McCrory, Cathal and Fioriti, Giovanni and O'Halloran, Aisling M and Polidoro, Silvia and Vineis, Paolo and Kenny, Rose Anne (2022) Early life adversity and age acceleration at mid-life and older ages indexed using the next-generation GrimAge and Pace of Aging epigenetic clocks. Psychoneuroendocrinology, 137, p. 105643. https://doi.org/10.1016/j.psyneuen.2021.105643.

External website: https://www.sciencedirect.com/science/article/pii/...


Objective

This retrospective cross-sectional study was designed to explore whether the experience of childhood adversity was associated with epigenetic age acceleration in mid-life and older ages using the next generation GrimAge and Pace of Aging DNA methylation clocks.

 

Method

The study involved a sub-sample of 490 individuals aged 50–87 years of age participating in the Irish Longitudinal Study on Aging (TILDA); a large nationally representative prospective cohort study of aging in Ireland. Childhood adversity was ascertained via self-report using 5-items that were deemed to indicate potentially nefarious childhood exposures, including growing up poor, death of a parent, parental substance abuse in the family, childhood physical abuse, and childhood sexual abuse.

 

Results

Only childhood poverty was associated with significant epigenetic age acceleration according to the GrimAge and Pace of Aging clocks, hastening biological aging by 2.04 years [CI= 1.07, 3.00; p < 0.001] and 1.16 years [CI= 0.11, 2.21; p = 0.030] respectively. Analysis of the dose-response pattern revealed each additional adversity was associated with 0.69 years of age acceleration [CI= 0.23, 1.15; p = 0.004] according to the GrimAge clock. Mediation analysis suggested that lifetime smoking explains a substantial portion (>50%) of the excess risk of age acceleration amongst those who experienced childhood poverty.

 

Conclusions

This study adds to the growing body of evidence which implicates early life adversity, particularly deprivation as a potential precipitant of earlier biological aging, and implicates smoking-related changes to DNA methylation processes as a candidate pathway and mechanism through which the social environment gets transduced at a biological level to hasten the aging process.
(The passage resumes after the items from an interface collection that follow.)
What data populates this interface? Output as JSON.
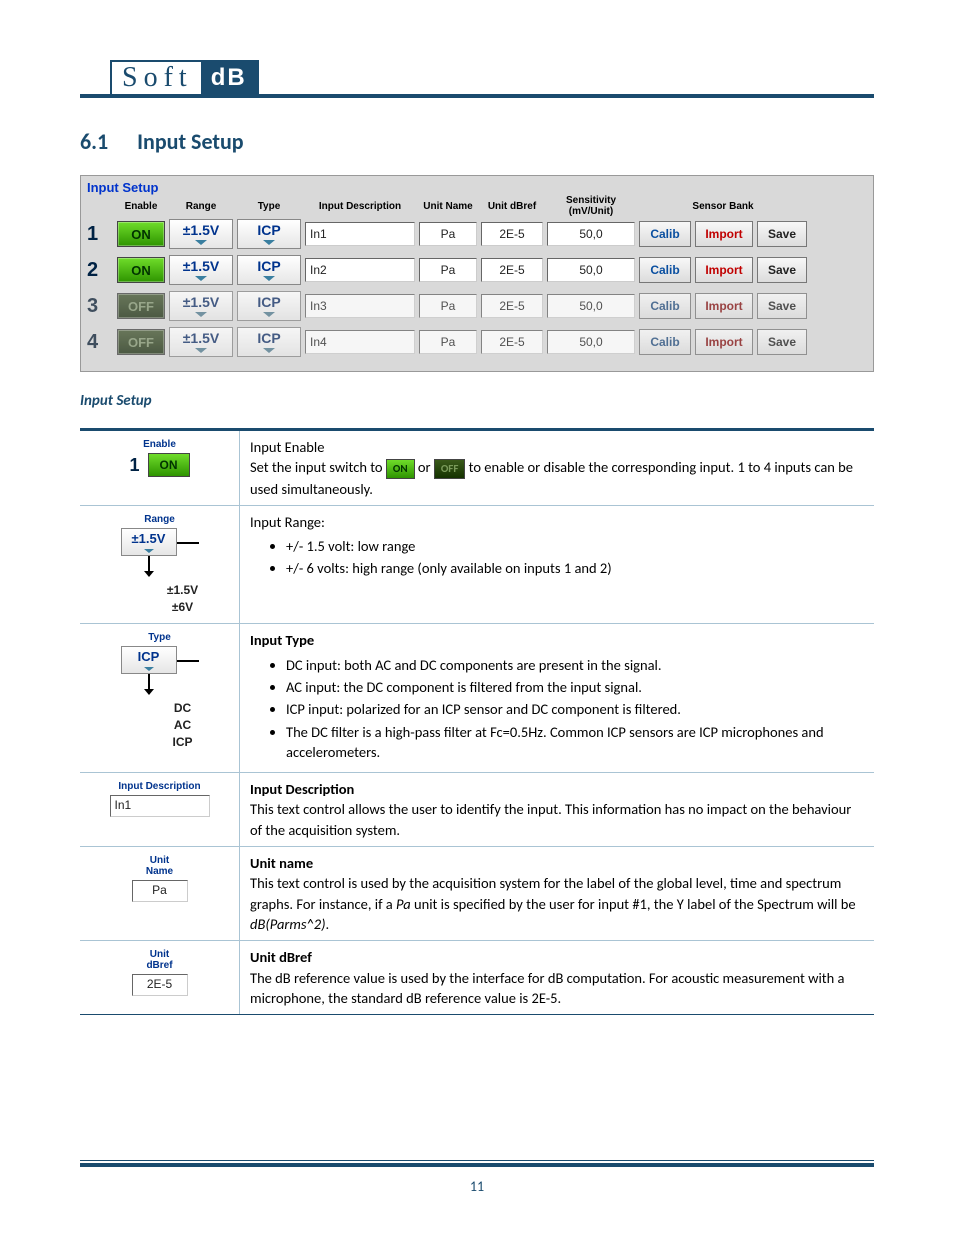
{
  "logo": {
    "left": "Soft",
    "right": "dB"
  },
  "section": {
    "number": "6.1",
    "title": "Input Setup"
  },
  "panel": {
    "title": "Input Setup",
    "headers": {
      "enable": "Enable",
      "range": "Range",
      "type": "Type",
      "desc": "Input Description",
      "unitName": "Unit Name",
      "unitDbref": "Unit dBref",
      "sens": "Sensitivity (mV/Unit)",
      "bank": "Sensor Bank"
    },
    "rows": [
      {
        "ch": "1",
        "enable": "ON",
        "on": true,
        "range": "±1.5V",
        "type": "ICP",
        "desc": "In1",
        "unitName": "Pa",
        "dbref": "2E-5",
        "sens": "50,0",
        "calib": "Calib",
        "import": "Import",
        "save": "Save"
      },
      {
        "ch": "2",
        "enable": "ON",
        "on": true,
        "range": "±1.5V",
        "type": "ICP",
        "desc": "In2",
        "unitName": "Pa",
        "dbref": "2E-5",
        "sens": "50,0",
        "calib": "Calib",
        "import": "Import",
        "save": "Save"
      },
      {
        "ch": "3",
        "enable": "OFF",
        "on": false,
        "range": "±1.5V",
        "type": "ICP",
        "desc": "In3",
        "unitName": "Pa",
        "dbref": "2E-5",
        "sens": "50,0",
        "calib": "Calib",
        "import": "Import",
        "save": "Save"
      },
      {
        "ch": "4",
        "enable": "OFF",
        "on": false,
        "range": "±1.5V",
        "type": "ICP",
        "desc": "In4",
        "unitName": "Pa",
        "dbref": "2E-5",
        "sens": "50,0",
        "calib": "Calib",
        "import": "Import",
        "save": "Save"
      }
    ]
  },
  "descTable": {
    "caption": "Input Setup",
    "rows": [
      {
        "miniLabel": "Enable",
        "miniCh": "1",
        "miniText": "ON",
        "rightTitle": "Input Enable",
        "rightBody1": "Set the input switch to ",
        "toggleOn": "ON",
        "rightBody2": " or ",
        "toggleOff": "OFF",
        "rightBody3": " to enable or disable the corresponding input. 1 to 4 inputs can be used simultaneously."
      },
      {
        "miniLabel": "Range",
        "miniDD": "±1.5V",
        "options": [
          "±1.5V",
          "±6V"
        ],
        "rightTitle": "Input Range:",
        "bullets": [
          "+/- 1.5 volt: low range",
          "+/- 6 volts: high range (only available on inputs 1 and 2)"
        ]
      },
      {
        "miniLabel": "Type",
        "miniDD": "ICP",
        "options": [
          "DC",
          "AC",
          "ICP"
        ],
        "rightTitle": "Input Type",
        "bullets": [
          "DC input: both AC and DC components are present in the signal.",
          "AC input: the DC component is filtered from the input signal.",
          "ICP input: polarized for an ICP sensor and DC component is filtered.",
          "The DC filter is a high-pass filter at Fc=0.5Hz. Common ICP sensors are ICP microphones and accelerometers."
        ]
      },
      {
        "miniLabel": "Input Description",
        "miniField": "In1",
        "rightTitle": "Input Description",
        "rightText": "This text control allows the user to identify the input. This information has no impact on the behaviour of the acquisition system."
      },
      {
        "miniLabel": "Unit Name",
        "miniField": "Pa",
        "center": true,
        "rightTitle": "Unit name",
        "rightHtml": "This text control is used by the acquisition system for the label of the global level, time and spectrum graphs. For instance, if a <i>Pa</i> unit is specified by the user for input #1, the Y label of the Spectrum will be <i>dB(Parms^2)</i>."
      },
      {
        "miniLabel": "Unit dBref",
        "miniField": "2E-5",
        "center": true,
        "rightTitle": "Unit dBref",
        "rightText": "The dB reference value is used by the interface for dB computation. For acoustic measurement with a microphone, the standard dB reference value is 2E-5."
      }
    ]
  },
  "pageNumber": "11"
}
Item Type
Article
Publication Type
Irish-related, Open Access, Article
Drug Type
Tobacco / Nicotine
Intervention Type
Prevention, Harm reduction
Date
2022
Identification #
https://doi.org/10.1016/j.psyneuen.2021.105643
Page Range
p. 105643
Publisher
Science Direct
Volume
137
EndNote

Repository Staff Only: item control page